November 18, 2003

Tupac Shakur narrates thug life from the grave
By Canyon Cody
Originally published in The Heights

Las Vegas. Sept. 7, 1996. One dead. No suspects.

While the rest of the world argues over Tupac Shakur's life and death, a new film by director Lauren Lazin allows Tupac himself to explain the tragedy. Uncharacteristically, he apparently has little to say.

"I got shot."

Tupac's unsettling tendency to speak about himself in the past tense, along with his disposition towards self-prophesy, allowed Lazin to use the deceased artist as the narrator in her film Tupac: Resurrection. "This is my story, a story about ambition, violence, redemption, and love," Tupac explains.

Viewed as a documentary, the film has many flaws. The cut and paste method of putting together audio snippets in an effort to make a cohesive narration fails at certain points and begs serious questions about journalistic integrity. The film should instead be enjoyed as another opportunity to appreciate firsthand Tupac's charismatic presence and surprising humor.

The movie follows the chronological path of Tupac's surreal development from a dorky teenager enrolled in the Baltimore School of the Performing Arts, where he studied acting and ballet, to a homeless street hustler with a mother addicted to crack, to the best selling rap artist of all time involved in a deadly feud with another hip-hop legend, to getting shot five times and then convicted of sexual abuse the next day.

Both socially conscious and unabashedly irreverent, Tupac's legacy will forever be defined by contradiction. Nowhere is his hypocrisy more acute than in his depiction of women; he defines himself as a feminist yet demonstrates himself as a misogynist, often in the same breath. The film affords Tupac the opportunity to explain himself, often first admitting his own weaknesses and then going on to prove himself not a contradiction, but a paradox.

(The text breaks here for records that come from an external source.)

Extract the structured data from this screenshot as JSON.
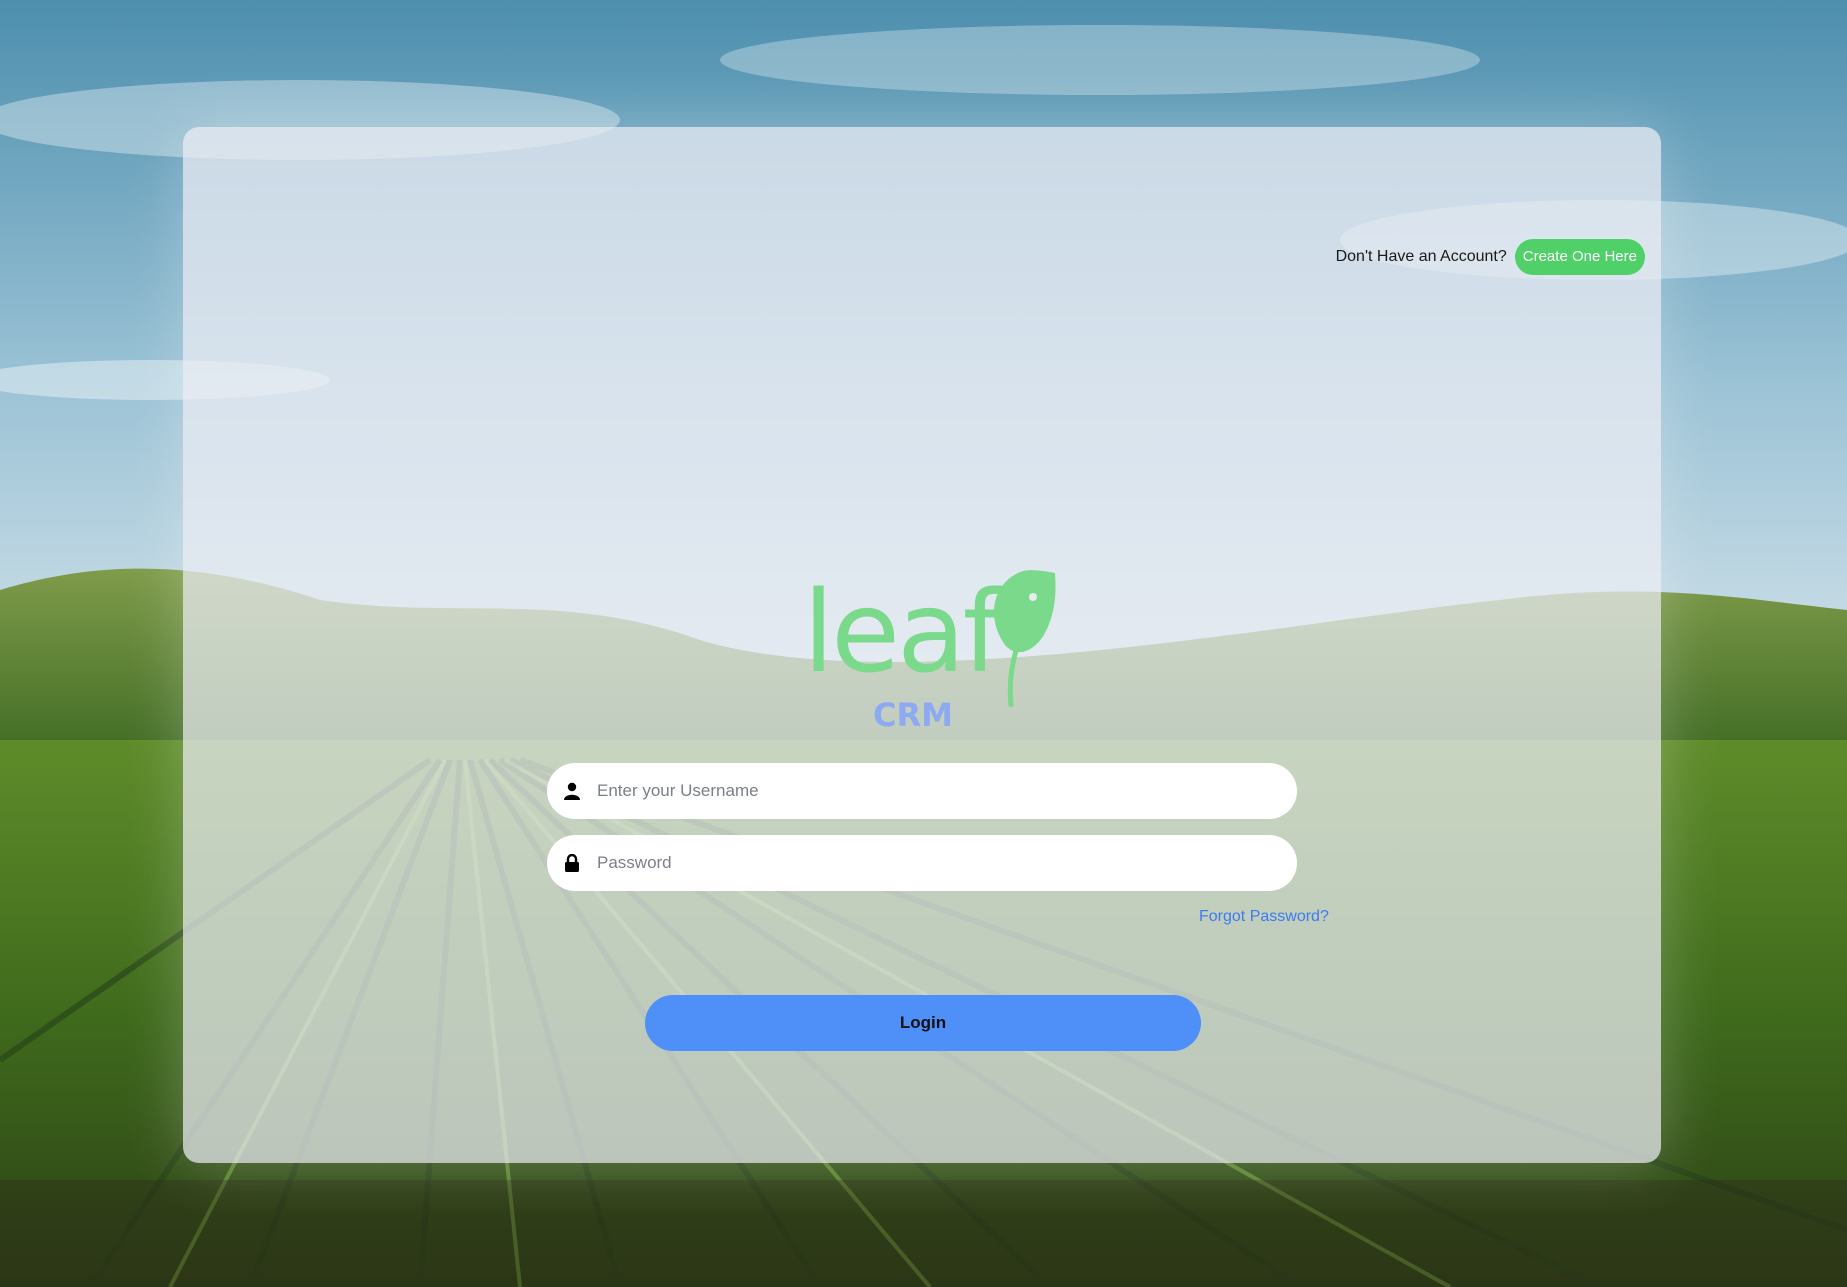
{
  "signup": {
    "prompt": "Don't Have an Account?",
    "button_label": "Create One Here"
  },
  "logo": {
    "word": "leaf",
    "sub": "CRM"
  },
  "form": {
    "username_placeholder": "Enter your Username",
    "password_placeholder": "Password",
    "forgot_label": "Forgot Password?",
    "login_label": "Login"
  },
  "colors": {
    "brand_green": "#7ad98a",
    "brand_blue": "#8da9f2",
    "create_button": "#4fd068",
    "login_button": "#4f8ff8",
    "link": "#3b7bf2"
  },
  "icons": {
    "username": "user-icon",
    "password": "lock-icon",
    "logo_mark": "leaf-icon"
  }
}
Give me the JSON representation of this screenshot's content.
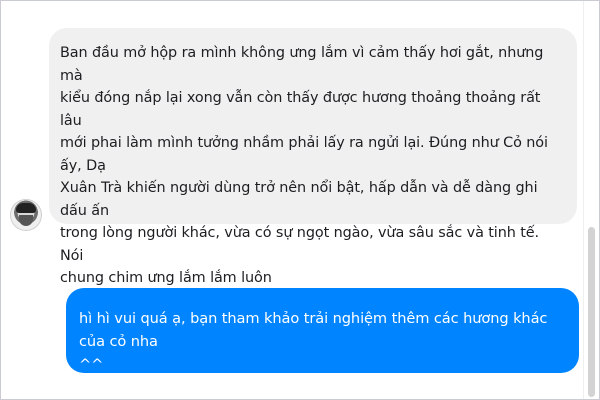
{
  "conversation": {
    "received_message": "Ban đầu mở hộp ra mình không ưng lắm vì cảm thấy hơi gắt, nhưng mà\nkiểu đóng nắp lại xong vẫn còn thấy được hương thoảng thoảng rất lâu\nmới phai làm mình tưởng nhầm phải lấy ra ngửi lại. Đúng như Cỏ nói ấy, Dạ\nXuân Trà khiến người dùng trở nên nổi bật, hấp dẫn và dễ dàng ghi dấu ấn\ntrong lòng người khác, vừa có sự ngọt ngào, vừa sâu sắc và tinh tế. Nói\nchung chim ưng lắm lắm luôn",
    "sent_message": "hì hì vui quá ạ, bạn tham khảo trải nghiệm thêm các hương khác của cỏ nha\n^^"
  },
  "colors": {
    "received_bubble": "#f1f0f0",
    "sent_bubble": "#0084ff",
    "sent_text": "#ffffff",
    "received_text": "#1c1e21"
  }
}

The film does not shy away from Tupac's many flaws and offers a relatively balanced portrayal that avoids the expected hagiography. Surprisingly, Tupac seems to be the only one who managed to avoid exaggerating his own importance. He accepted his own limitations and admitted his weakness, yet also realized his profound influence. "I may not change the world," he said, "but I will set the spark off in the mind that does."

At its best, the movie offers Tupac the chance to speak uninterruptedly to the audience. His greatest gift was his profound insight into the plight of the poor in America. He narrates, "I did not create thug life; I diagnosed it ... I don't understand why America doesn't understand thug life. What makes my freedom less worth fighting for than Bosnians or whoever [America] wants to fight for this year?"

Tupac carried the torch of the Black Panthers into the new century, teaching young black men to be proud and proactive after being frustrated with begging for an illusionary equality that white America, from Tupac's perspective, never intended to grant.